2.  to overwhelm.



not fair; not conforming to approved standards, as of justice, honesty, or ethics:
disproportionate; undue; beyond what is proper or fitting

It is quite something to sit here after all this time has passed. These three words describe so much of my reality with Cushing's. I wish it were over, but there is always something. It is so difficult to sit here and think that 10 whole years were stolen from me, completely took me off course, changed the trajectory of my husband and family forever. It makes me happy in one way that I survived it. I am still here. There were countless days when I was suicidal and wondered if I could make it through the next five minutes. When I wasn't suicidal, I was wondering if it would every stop and if Cushing's was going to stop, when? I was and am so sick and tired of being sick and tired.

Some have asked what I know now that I didn't know then?

Ten years is a very long time -- long enough that I hoped all of this disease would be far behind me yet not long enough to see Cushing's leave my body fully. 

I am no longer a healthy person. 

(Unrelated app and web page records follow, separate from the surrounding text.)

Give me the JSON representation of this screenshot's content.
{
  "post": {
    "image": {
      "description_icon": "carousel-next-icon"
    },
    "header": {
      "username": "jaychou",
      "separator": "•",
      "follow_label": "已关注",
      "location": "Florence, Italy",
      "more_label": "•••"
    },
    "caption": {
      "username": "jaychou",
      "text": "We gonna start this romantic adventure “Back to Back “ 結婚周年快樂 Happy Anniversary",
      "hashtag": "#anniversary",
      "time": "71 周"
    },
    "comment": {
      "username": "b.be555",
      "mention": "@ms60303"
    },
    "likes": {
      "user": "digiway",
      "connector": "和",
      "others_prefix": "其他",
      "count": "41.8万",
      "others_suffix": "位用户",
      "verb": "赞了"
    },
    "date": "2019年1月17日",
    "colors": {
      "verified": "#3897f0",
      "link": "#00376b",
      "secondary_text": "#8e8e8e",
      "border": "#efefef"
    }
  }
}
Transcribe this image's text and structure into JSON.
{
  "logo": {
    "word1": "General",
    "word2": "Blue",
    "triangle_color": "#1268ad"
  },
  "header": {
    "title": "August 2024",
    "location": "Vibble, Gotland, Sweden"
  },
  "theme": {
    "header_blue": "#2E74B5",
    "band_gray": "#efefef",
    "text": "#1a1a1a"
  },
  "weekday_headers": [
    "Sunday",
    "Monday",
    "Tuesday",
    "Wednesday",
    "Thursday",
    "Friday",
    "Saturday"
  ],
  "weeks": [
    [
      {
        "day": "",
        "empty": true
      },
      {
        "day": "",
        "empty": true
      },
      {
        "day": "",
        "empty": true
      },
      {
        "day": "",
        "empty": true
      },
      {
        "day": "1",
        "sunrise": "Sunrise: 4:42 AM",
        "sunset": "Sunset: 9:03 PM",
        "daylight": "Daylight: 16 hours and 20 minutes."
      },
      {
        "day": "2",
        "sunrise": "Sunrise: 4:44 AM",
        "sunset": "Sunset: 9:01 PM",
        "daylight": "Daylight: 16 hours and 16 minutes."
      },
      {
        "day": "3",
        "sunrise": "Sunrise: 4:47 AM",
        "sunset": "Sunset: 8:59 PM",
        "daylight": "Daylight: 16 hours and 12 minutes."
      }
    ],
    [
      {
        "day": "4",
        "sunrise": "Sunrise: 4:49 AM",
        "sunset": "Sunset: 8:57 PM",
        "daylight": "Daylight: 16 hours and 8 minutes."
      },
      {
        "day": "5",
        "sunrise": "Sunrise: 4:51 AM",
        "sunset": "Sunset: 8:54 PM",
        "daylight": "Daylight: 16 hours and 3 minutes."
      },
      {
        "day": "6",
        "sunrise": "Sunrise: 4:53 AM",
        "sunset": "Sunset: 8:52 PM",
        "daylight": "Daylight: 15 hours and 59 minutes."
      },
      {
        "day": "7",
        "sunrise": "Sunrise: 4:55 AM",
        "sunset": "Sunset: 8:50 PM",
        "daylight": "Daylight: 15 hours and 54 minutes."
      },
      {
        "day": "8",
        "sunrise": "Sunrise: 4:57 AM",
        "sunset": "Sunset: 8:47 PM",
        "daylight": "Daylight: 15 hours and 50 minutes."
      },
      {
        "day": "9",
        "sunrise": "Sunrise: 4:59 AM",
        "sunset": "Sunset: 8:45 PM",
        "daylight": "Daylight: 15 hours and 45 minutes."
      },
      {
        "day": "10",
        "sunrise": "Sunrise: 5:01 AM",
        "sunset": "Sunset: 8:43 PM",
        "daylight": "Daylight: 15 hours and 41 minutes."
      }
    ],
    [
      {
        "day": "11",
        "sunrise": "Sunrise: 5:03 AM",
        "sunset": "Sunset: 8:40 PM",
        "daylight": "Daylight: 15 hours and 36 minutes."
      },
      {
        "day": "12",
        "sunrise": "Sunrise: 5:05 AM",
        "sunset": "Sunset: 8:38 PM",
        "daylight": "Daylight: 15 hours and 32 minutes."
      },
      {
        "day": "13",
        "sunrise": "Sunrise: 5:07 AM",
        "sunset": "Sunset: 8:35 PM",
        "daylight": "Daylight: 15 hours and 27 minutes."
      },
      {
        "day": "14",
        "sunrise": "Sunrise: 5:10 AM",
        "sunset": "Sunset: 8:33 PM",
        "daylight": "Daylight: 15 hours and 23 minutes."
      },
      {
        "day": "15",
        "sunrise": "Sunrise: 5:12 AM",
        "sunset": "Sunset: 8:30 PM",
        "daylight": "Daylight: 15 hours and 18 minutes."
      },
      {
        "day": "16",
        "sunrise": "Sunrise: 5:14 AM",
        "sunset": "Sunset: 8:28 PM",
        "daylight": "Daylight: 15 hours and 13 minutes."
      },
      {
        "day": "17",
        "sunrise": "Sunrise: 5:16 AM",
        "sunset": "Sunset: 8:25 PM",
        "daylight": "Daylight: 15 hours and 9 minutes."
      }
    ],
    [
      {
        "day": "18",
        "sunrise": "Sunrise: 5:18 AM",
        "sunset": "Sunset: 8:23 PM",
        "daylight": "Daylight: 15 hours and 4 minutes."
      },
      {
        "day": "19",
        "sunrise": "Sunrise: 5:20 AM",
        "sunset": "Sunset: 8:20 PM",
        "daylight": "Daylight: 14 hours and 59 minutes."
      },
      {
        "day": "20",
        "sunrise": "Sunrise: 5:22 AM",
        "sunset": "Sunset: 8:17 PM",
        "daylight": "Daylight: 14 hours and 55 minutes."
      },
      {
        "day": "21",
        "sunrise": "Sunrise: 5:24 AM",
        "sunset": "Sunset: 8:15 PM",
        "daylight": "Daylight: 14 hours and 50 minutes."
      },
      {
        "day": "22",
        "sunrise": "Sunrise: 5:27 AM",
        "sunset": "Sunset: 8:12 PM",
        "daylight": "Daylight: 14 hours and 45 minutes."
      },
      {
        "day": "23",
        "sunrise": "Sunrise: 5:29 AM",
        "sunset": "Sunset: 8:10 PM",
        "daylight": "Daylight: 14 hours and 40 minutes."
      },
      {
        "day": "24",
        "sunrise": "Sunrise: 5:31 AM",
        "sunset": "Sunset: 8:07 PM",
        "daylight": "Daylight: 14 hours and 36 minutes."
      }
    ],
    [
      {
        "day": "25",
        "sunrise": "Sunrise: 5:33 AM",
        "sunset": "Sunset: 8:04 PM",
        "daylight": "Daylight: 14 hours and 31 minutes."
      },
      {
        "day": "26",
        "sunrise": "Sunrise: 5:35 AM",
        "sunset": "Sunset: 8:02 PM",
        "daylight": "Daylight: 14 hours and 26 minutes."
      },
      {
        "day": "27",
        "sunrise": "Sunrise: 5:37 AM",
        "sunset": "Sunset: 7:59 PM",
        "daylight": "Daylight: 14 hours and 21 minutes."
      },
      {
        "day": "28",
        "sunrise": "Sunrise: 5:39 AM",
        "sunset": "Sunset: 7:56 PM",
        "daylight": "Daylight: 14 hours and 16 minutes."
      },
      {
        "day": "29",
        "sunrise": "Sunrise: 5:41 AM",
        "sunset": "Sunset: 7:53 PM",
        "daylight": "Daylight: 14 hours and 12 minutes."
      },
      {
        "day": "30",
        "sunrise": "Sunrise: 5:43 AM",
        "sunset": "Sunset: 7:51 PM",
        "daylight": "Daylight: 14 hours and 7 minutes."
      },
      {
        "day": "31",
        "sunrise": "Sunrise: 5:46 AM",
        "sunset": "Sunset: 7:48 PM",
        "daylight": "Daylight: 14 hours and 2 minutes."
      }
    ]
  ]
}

I no longer believe all things are possible for me. 

I no longer see myself as free and limitless. 

I'm not down. I'm not depressed. I'm pragmatic. This is the way my life is now.

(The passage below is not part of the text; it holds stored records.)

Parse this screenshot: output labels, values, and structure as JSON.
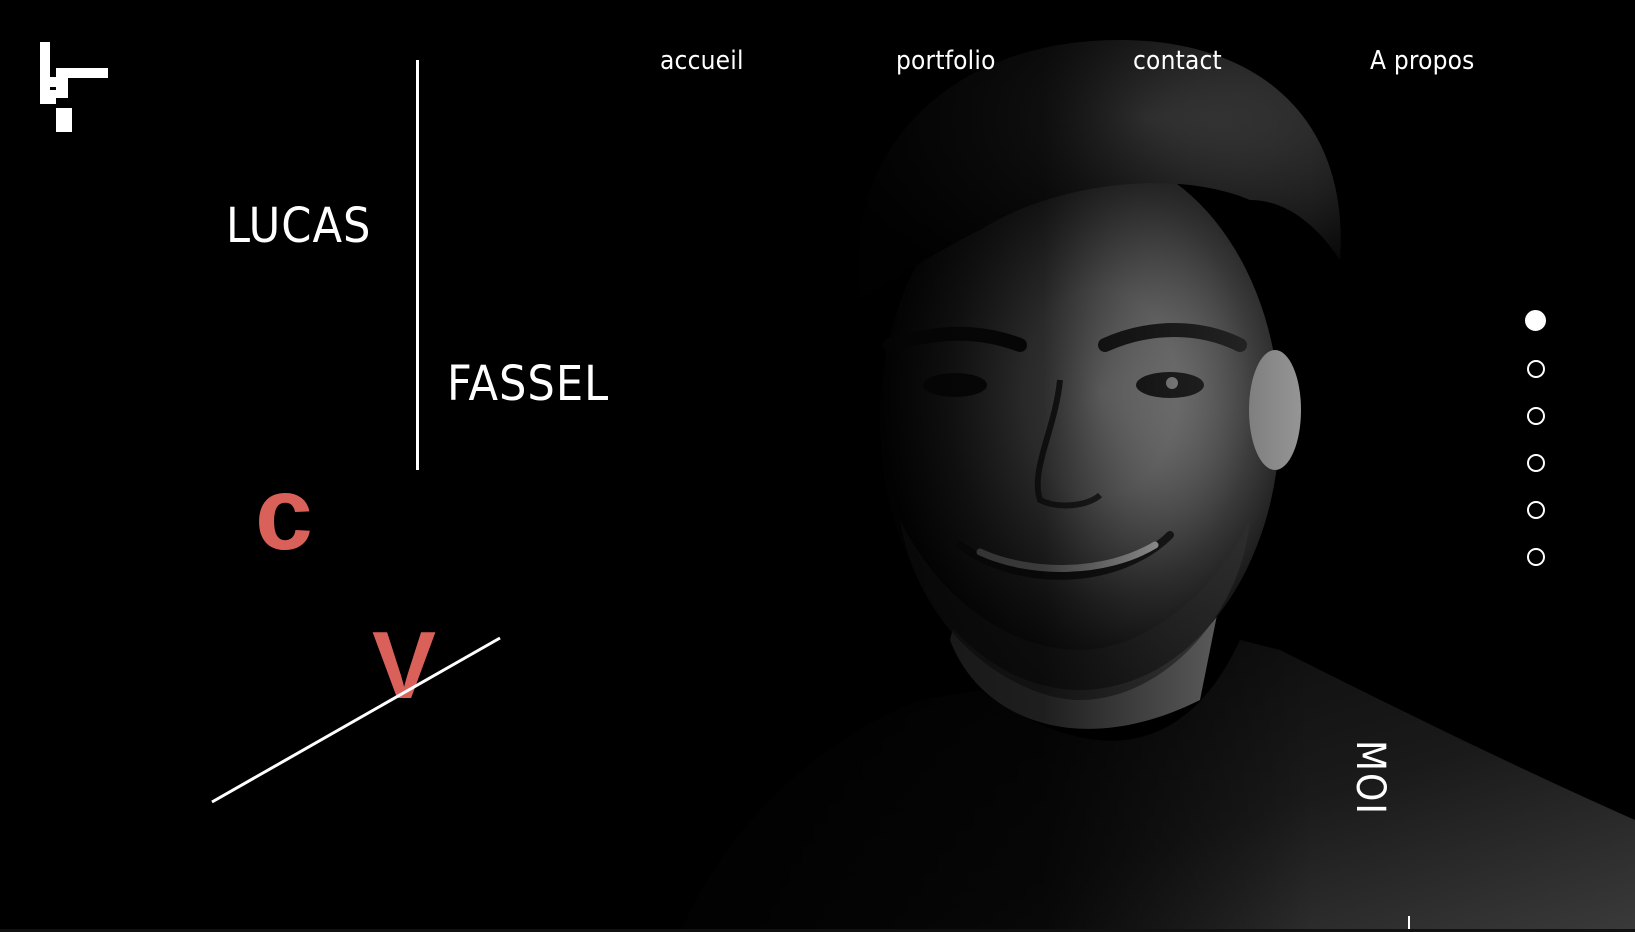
{
  "logo": {
    "icon": "lf-monogram-icon"
  },
  "nav": {
    "items": [
      {
        "label": "accueil"
      },
      {
        "label": "portfolio"
      },
      {
        "label": "contact"
      },
      {
        "label": "A propos"
      }
    ]
  },
  "hero": {
    "first_name": "LUCAS",
    "last_name": "FASSEL",
    "cv_letter_1": "c",
    "cv_letter_2": "v",
    "side_label": "MOI",
    "accent_color": "#d9615a"
  },
  "slider": {
    "dots_count": 6,
    "active_index": 0
  },
  "background": {
    "photo": "black-and-white portrait"
  }
}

I have made the best of it. I will continue to do so. I survived. So will you. I don't always know how, but I know that if we arm ourself with knowledge and support from the Cushie community, then I can make it. We can make it.  I talk to myself as much as I speak to any readers still out there. Ten years is a very long time to be sick. 

Yet each day I am here, it's a little bit of a miracle. 
One more day I spend with my husband, together for 12 years and the entirety of my Cushing's mission.
One more day I get to spend with my daughter and watch the world in wonder with her.
One the good days, the few good days, I'm fine. Life is different. I don't go around much. I get everything delivered. I don't make plans with friends or pursue my life's goals and dreams. I wish I could figure out how to make room for that. I need more of that. More of me. Maybe I will discover more of me as Cushing's recedes. Maybe it's been me this whole time. I sometimes feel like an alien in my own body. Like, I know it is me, that I went those places and had those experiences. Yet, it is so foreign and unexpected that I don't recognize this life that I live, mostly homebound, with so many dadgum limitations. Too many CAN'Ts that will never COULDs.
Perhaps this is just a life journey like anyone else's. Perhaps this is my path to find the meaning of life. Whatever it is that I am supposed to know, I hope that I'm not too tired or asleep to know it when I see it.

~ Mox

Please note that Cushing's Awareness Month is coming up in April, just a short few days away. Once again, I will be participating. I hope to do better than I've done in the past about blogging every day. There are many updates in my life, in what I've learned about Cushing's and what continues to surprise me about life after BLA.  I hope you will come by and visit again in April.

Also, check out my FB page Fight Cushing's with Moxie.  

Bye for now.